The unit, launched in 2021, put officers into areas where police were tracking upticks in violent crime.
“That reprehensible conduct we saw in that video, we think this was part of the culture of the SCORPION unit,” Crump said.
“We demanded that they disbanded immediately before we see anything like this happen again,” he said. “It was the culture that was just as guilty for killing Tyre Nichols as those officers.”
Memphis police will permanently deactivate the unit. “While the heinous actions of a few casts a cloud of dishonor on the title SCORPION, it is imperative that we, the Memphis Police Department take proactive steps in the healing process for all impacted,” the department said.
Colvett supported the dismantling of the SCORPION unit.
“I think the smart move and the mayor is correct in shutting it down,” the council member said. “These kinds of actions are not representative of the Memphis Police Department.”
Calls for police reform grow
“The brutal beating of Tyre Nichols was murder and is a grim reminder that we still have a long way to go in solving systemic police violence in America,” Congressional Black Caucus chair Rep. Steven Horsford said Sunday in a statement.
The Tennessee State Conference NAACP president applauded Davis for “doing the right thing” by not waiting six months to a year to fire the officers who beat Tyre Nichols.
But she had had harsher words for Congress: “By failing to craft and pass bills to stop police brutality, you’re writing another Black man’s obituary,” said Gloria Sweet-Love. “The blood of Black America is on your hands. So, stand up and do something.”
On the state level, two Democratic lawmakers said they intend to file police reform legislation ahead of the general assembly’s Tuesday filing deadline.

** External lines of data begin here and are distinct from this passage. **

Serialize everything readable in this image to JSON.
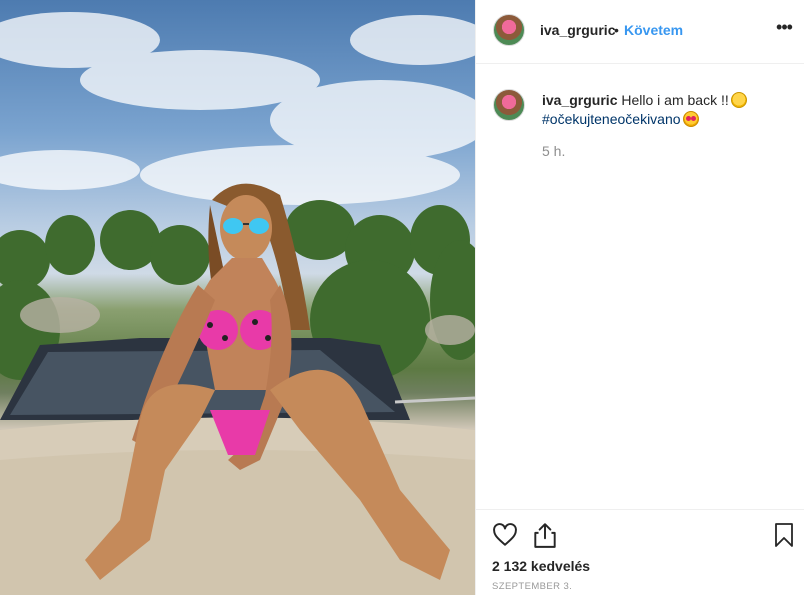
{
  "post": {
    "photo_alt": "Photo by iva_grguric"
  },
  "header": {
    "username": "iva_grguric",
    "separator": "•",
    "follow_label": "Követem",
    "more_icon": "more-options-icon"
  },
  "caption": {
    "username": "iva_grguric",
    "text": "Hello i am back !!",
    "hashtag": "#očekujteneočekivano",
    "emoji_1": "winking-face",
    "emoji_2": "heart-eyes-face",
    "time_ago": "5 h."
  },
  "actions": {
    "like_icon": "heart-icon",
    "share_icon": "share-icon",
    "save_icon": "bookmark-icon",
    "likes_count": "2 132 kedvelés",
    "date": "SZEPTEMBER 3."
  },
  "colors": {
    "link_blue": "#3897f0",
    "hashtag_blue": "#003569",
    "text": "#262626",
    "muted": "#8e8e8e",
    "border": "#efefef"
  }
}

The bills would seek to address mental health care for law enforcement officers, hiring, training, discipline practices and other topics, said Tennessee state Rep. G.A. Hardaway, who represents a part of Memphis and Shelby County.
Correction: An earlier version of this story had the wrong first name for Tyre Nichols.
CNN’s Nouran Salahieh, Chuck Johnston, Jaide Timm-Garcia, Isabel Rosales, Jasmine Wright, Phin Percy, Shimon Prokupecz, Sara Smart, Jamiel Lynch, Sharif Paget, Christina Zdanowicz, Amanda Watts and Aileen Graef contributed to this report.